  5. Install the unixODBC package on the Oracle database server.
  6. Configure the odbc.ini file (usually located in /usr/local/etc/odbc.ini).
    Description = DB2 Driver
    Driver = /export/home/db2inst1/sqllib/lib/libdb2.so
  7. Test the unixODBC connection.
    isql -v MYDB2DATABASE username password
    SQL> select current time as DB2_TIME from sysibm.sysdummy1
    SQL> quit
  8. Create an initialization file for Oracle Generic Connectivity.
    cd $ORACLE_HOME/hs/admin
    vi initMYDB2DATABASE.ora
    # HS init parameters
    # HS init parameters
    HS_FDS_TRACE_LEVEL = debug
    HS_FDS_SHAREABLE_NAME = /usr/local/lib/libodbc.so
    # ODBC specific environment variables
    set ODBCINI=/usr/local/etc/odbc.ini
    # Environment variables required for the non-Oracle system
    set DB2INSTANCE=db2inst1
  9. Create a listener entry in the Oracle listener.ora.
    (SID_DESC =
    (ORACLE_HOME = /path/to/your/oracle/home)
    (PROGRAM = hsodbc)
  10. Ensure the listener connection timeout is unlimited in the listener.ora.
  11. Ensure the connection timeout is unlimited in the sqlnet.ora.
  12. Restart the database listener.
    lsnrctl stop listener_name; lsnrctl start listener_name
  13. Add a tnsnames.ora entry for the HS listener.
    (ADDRESS = (PROTOCOL = TCP)(HOST = hostname)(PORT = 1521>))
    (HS = OK)
  14. Log into the Oracle database as a user that has the CREATE DATABASE LINK privilege.
  15. Create a database link to the DB2 database.
  16. Test the database link.
    select current time as DB2_TIME from sysibm.sysdummy1@MYDB2DATABASE;
  17. Move as many tables as possible using:
    create table table_name as select * from db2_schema.db2_table_name@MYDB2DATABASE;
  18. Some tables will fall out due to “ORA-00997: illegal use of LONG datatype”.
    COPY FROM username/password@ORACLE_SID TO username/password@ORACLE_SID -
    CREATE table_name USING SELECT * from db2_schema.db2_table_name@MYDB2DATABASE;

Known Issues:

  1. ORA-28511: lost RPC connection to heterogeneous remote agent using
    Solution: Set the connections to not timeout.
  2. ORA-00997: illegal use of LONG datatype
    Solution: Use the SQL*Plus COPY command.
  3. Error when running SQL*Plus COPY command.
    ORA-28500: connection from ORACLE to a non-Oracle system returned this message:
    [Generic Connectivity Using ODBC]DRV_BlobRead: DB_ODBC_ENGINE (1489): ;
    [unixODBC][IBM][CLI Driver][DB2] SQL0805N Package
    “MYDB2DATABASE.NULLID.SYSLH203.5359534C564C3031” was not found.

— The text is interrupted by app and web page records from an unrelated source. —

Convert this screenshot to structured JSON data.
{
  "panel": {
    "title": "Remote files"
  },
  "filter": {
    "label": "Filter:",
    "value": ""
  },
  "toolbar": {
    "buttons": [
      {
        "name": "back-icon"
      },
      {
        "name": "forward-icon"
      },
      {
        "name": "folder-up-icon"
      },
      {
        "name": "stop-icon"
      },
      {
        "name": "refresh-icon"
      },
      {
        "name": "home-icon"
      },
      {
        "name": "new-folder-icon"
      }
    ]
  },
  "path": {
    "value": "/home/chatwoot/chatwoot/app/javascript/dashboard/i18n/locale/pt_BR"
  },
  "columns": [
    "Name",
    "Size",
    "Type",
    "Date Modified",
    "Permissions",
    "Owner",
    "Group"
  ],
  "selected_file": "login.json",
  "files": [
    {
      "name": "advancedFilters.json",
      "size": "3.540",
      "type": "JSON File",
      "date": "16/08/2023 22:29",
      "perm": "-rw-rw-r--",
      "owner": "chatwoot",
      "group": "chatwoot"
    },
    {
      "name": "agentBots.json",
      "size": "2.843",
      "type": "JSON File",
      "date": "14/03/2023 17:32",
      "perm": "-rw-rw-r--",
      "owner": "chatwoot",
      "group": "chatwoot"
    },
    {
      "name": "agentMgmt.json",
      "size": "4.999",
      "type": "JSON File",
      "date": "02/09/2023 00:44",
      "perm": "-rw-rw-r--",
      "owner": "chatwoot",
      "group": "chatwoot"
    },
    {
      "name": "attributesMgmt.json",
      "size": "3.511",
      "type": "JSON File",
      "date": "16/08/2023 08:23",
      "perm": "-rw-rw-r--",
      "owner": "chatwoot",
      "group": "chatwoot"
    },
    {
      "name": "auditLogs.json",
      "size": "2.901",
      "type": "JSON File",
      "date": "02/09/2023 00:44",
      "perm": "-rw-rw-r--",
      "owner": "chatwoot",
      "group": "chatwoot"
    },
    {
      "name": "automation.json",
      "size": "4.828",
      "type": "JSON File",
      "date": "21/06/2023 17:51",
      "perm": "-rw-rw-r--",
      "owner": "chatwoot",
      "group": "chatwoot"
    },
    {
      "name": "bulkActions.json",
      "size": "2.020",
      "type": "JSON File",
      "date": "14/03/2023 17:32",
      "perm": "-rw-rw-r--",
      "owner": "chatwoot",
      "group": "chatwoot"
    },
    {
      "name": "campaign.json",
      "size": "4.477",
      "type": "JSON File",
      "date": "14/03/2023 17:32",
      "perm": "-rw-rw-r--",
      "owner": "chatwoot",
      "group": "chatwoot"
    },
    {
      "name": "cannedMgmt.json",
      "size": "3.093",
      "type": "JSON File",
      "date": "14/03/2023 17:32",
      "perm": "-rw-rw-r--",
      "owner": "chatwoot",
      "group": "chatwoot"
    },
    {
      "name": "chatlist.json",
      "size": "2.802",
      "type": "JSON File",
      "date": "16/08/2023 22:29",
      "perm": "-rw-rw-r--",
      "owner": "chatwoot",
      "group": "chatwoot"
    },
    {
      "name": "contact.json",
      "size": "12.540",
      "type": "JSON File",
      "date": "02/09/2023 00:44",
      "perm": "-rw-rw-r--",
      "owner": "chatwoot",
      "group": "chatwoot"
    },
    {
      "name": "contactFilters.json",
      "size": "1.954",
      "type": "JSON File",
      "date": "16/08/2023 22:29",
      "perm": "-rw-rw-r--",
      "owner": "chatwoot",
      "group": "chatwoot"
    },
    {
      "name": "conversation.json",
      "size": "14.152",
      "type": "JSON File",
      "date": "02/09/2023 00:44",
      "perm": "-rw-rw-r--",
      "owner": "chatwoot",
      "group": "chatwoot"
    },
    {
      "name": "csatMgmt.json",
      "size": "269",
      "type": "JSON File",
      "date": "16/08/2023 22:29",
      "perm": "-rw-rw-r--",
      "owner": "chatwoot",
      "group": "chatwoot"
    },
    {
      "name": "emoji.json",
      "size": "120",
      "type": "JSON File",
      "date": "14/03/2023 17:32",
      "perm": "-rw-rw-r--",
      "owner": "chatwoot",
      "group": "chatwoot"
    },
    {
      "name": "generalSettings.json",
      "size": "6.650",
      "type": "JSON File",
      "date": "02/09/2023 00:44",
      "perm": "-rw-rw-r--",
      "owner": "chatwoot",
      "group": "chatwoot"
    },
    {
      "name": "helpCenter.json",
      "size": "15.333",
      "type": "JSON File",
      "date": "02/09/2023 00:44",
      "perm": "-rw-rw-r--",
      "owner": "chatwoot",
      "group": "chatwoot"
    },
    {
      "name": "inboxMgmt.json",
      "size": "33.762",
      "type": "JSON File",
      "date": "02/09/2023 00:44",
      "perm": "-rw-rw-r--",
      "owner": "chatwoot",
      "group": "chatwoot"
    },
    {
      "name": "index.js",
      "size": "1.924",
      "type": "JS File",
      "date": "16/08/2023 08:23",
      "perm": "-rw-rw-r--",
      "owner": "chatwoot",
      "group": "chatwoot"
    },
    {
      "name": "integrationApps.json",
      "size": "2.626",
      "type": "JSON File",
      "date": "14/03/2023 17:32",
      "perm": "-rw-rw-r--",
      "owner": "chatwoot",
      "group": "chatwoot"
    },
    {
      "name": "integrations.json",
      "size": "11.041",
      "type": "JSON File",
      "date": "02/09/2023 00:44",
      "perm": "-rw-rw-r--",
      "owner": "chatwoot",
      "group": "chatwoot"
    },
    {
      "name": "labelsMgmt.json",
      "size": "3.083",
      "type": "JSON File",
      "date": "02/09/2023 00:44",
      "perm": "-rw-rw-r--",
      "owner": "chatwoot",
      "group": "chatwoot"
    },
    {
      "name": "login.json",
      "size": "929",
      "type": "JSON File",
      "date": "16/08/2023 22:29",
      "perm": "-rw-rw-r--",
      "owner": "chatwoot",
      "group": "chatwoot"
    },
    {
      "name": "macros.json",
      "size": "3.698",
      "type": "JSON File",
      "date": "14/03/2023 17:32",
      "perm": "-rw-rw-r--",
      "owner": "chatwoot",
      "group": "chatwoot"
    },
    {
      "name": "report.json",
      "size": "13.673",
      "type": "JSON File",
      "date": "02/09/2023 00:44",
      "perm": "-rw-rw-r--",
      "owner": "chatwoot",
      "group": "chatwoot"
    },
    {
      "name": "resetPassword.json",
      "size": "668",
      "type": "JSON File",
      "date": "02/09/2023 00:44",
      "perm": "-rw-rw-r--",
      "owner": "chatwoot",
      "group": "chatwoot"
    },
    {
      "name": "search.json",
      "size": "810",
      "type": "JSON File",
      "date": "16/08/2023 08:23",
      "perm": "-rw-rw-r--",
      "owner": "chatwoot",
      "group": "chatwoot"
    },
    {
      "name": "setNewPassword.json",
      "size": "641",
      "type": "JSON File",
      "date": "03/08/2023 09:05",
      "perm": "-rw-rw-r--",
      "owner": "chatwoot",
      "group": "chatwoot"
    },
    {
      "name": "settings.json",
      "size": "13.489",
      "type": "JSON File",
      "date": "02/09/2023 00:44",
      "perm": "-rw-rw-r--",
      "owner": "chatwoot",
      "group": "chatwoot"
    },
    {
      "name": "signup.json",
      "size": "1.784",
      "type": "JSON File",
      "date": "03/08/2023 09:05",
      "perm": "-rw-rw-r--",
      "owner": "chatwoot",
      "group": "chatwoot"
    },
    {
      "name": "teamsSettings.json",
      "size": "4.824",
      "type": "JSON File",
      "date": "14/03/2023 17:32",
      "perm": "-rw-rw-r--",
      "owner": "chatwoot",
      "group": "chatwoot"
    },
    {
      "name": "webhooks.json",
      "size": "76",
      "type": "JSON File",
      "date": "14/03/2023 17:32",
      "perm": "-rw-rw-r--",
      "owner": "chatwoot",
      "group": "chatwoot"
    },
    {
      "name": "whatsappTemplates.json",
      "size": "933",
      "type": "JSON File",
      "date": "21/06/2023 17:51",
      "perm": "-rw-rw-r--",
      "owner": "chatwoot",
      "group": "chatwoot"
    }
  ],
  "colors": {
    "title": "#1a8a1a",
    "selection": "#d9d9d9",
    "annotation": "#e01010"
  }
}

SQLSTATE=51002
    (SQL State: 51002; SQL Code: -805)
    Solution: This error is due to packages missing on the DB2 side. I had the DB2 database admin create the missing package.

  4. ORA-01400: cannot insert NULL into (“oracle_schema”.”table_name”.”column_name”)
    Solution: Create an empty table and alter the column to accept NULL.
    COPY FROM username/password@ORACLE_SID TO username/password@ORACLE_SID -
    CREATE table_name USING SELECT * from db2_schema.db2_table_name@MYDB2DATABASE WHERE 1=2;
    ALTER TABLE table_name MODIFY column_name NULL;
    COPY FROM username/password@ORACLE_SID TO username/password@ORACLE_SID -
    APPEND table_name USING SELECT * from db2_schema.db2_table_name@MYDB2DATABASE;
  5. Enable DB2 ODBC driver tracing.
    Solution: Edit the db2cli.ini file.

Metalink Note:375624.1 – How to Configure Generic Connectivity (HSODBC) on Linux 32 bit using DB2Connect

<span class="entry-utility-prep entry-utility-prep-cat-links">Posted in</span> Oracle | <span class="entry-utility-prep entry-utility-prep-tag-links">Tagged</span> , , , , , | 1 Comment